Roti Babi is a Penang Peranakan dish which I have been quite curious about since I read the recipe in Debbie Teoh’s book. Bread slices coated generously with an egg batter reminds me much of traditional French toast, a childhood delight for my sister and I, only that in Roti Babi the bread is much thicker and stuffed with an “inti” (filling) made up of minced pork and onions. What is more intriguing is the “rempah” (spice paste) used in the filling, which consist of ketumbar (coriander seeds), buah pala (nutmeg) and cekur (lesser galangal aka “sand ginger”). I can already imagine how wonderfully perfumed the inti will be just from reading the recipe and yet at the same time, wonder how cekur actually tastes like as I’d not used it in cooking before!

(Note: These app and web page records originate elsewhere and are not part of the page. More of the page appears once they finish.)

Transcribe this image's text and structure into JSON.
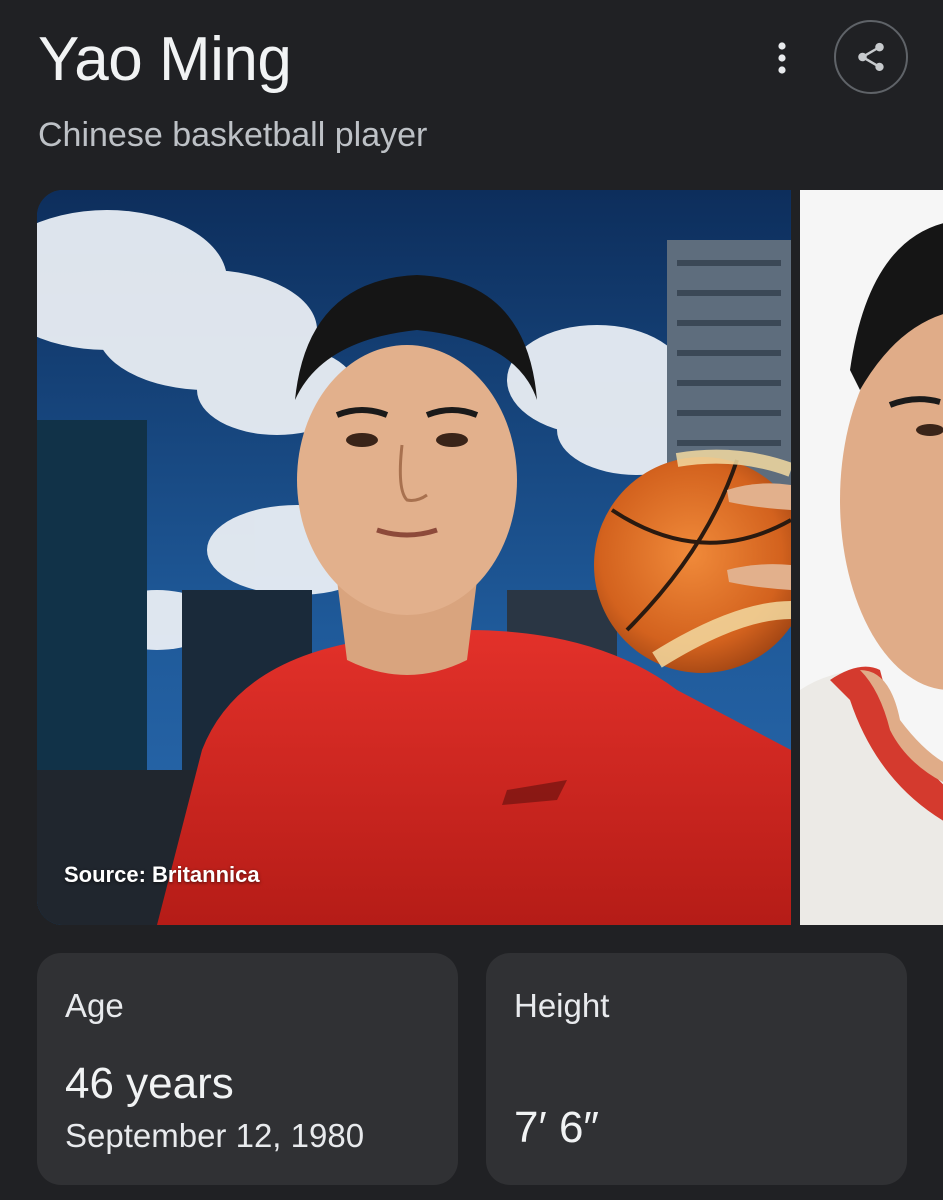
{
  "header": {
    "title": "Yao Ming",
    "subtitle": "Chinese basketball player",
    "more_icon": "more-vert-icon",
    "share_icon": "share-icon"
  },
  "images": {
    "main_caption": "Source: Britannica"
  },
  "facts": {
    "age": {
      "label": "Age",
      "value": "46 years",
      "detail": "September 12, 1980"
    },
    "height": {
      "label": "Height",
      "value": "7′ 6″"
    }
  },
  "colors": {
    "background": "#202124",
    "card": "#303134",
    "text_primary": "#e8eaed",
    "text_secondary": "#bdc1c6",
    "jersey_red": "#d4251f"
  }
}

Babi Ayam Pongteh is very old-school cooking from the Peranakan home. It usually manifests as the pork, or the chicken version and never quite the both of them together. But then, their flavours compliment each other very well. If pork bones and an old hen are the quintessential ingredients to good stock making in Chinese cuisine, I don’t see why it cannot be extended to this dish as well!
For me, the Peranakan culture is probably the most intriguing bit of Southeast Asian history. There are so many stories and theories which attempt to explain their origins but none so far has been rock solid. And precisely because of this shroud of vagueness that lends the Peranakan heritage a veil of mystery. Yet, the inter-marriage between the Chinese and Malays then yielded the “Straits Chinese” community which encapsulates the very essence of these two cultures, alongside influences from the Indians and even Europeans which colonised this part of the world. It is this “melting pot” of cultural and historical bearings that nurtured the Peranakan culture to be rich and colorful as we know it today. Through their architecture and handicraft like sewing and beadwork, we saw how the Peranakans brought together elements of the East and West and slowly over generations yielded it to become their uniquely own. But personally, I feel that the spirit of Peranakan culture, like many other cultures, lies in their food.
My first experience with Peranakan food outside of the household was actually at the most uncanny of all places, Pow Sing Chicken Rice 報喜 at Serangoon Gardens. Their chicken rice is fairly decent but unfortunately the same cannot be said for the standard of the Nyonya dishes on their menu. Alas, the quality of the food wasn’t fantastic but the liberal use of tau cheo (fermented bean paste) in addition to a hoard of spices, and the eccentricity of buah keluak’s appearance which can only be matched with its taste… the dining experience left quite an impression, both good and bad…